Provided records -
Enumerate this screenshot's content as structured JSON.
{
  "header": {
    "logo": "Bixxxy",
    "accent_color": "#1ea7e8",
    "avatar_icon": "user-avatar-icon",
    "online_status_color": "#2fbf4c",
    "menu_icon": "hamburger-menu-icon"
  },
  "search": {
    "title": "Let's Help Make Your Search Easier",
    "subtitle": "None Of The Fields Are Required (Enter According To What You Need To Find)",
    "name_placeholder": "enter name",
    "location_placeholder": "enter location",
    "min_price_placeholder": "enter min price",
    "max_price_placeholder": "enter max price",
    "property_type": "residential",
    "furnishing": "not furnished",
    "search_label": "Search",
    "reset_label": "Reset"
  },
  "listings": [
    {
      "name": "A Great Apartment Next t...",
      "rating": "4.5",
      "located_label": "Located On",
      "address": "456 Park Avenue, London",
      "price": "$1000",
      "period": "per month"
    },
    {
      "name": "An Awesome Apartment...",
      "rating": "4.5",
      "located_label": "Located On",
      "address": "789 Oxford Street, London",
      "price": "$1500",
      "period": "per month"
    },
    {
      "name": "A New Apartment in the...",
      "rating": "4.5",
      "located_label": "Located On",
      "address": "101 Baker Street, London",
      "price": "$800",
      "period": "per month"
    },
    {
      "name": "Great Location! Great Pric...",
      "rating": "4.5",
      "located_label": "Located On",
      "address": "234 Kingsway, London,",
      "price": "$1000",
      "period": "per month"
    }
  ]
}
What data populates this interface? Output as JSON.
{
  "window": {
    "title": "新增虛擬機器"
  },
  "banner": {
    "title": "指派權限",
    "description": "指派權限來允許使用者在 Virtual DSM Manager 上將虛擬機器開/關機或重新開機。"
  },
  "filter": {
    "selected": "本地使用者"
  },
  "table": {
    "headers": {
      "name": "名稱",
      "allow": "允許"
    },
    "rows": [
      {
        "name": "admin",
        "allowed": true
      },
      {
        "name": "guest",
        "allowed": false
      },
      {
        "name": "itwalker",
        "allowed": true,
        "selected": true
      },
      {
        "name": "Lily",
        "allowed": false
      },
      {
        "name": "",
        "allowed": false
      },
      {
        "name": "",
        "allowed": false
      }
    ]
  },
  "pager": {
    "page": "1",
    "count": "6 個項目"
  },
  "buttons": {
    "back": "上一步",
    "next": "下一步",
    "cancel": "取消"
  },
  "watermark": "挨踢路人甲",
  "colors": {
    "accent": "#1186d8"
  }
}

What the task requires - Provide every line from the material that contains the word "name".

Output of the task -
    "name_placeholder": "enter name",
      "name": "A Great Apartment Next t...",
      "name": "An Awesome Apartment...",
      "name": "A New Apartment in the...",
      "name": "Great Location! Great Pric...",
      "name": "名稱",
        "name": "admin",
        "name": "guest",
        "name": "itwalker",
        "name": "Lily",
        "name": "",
        "name": "",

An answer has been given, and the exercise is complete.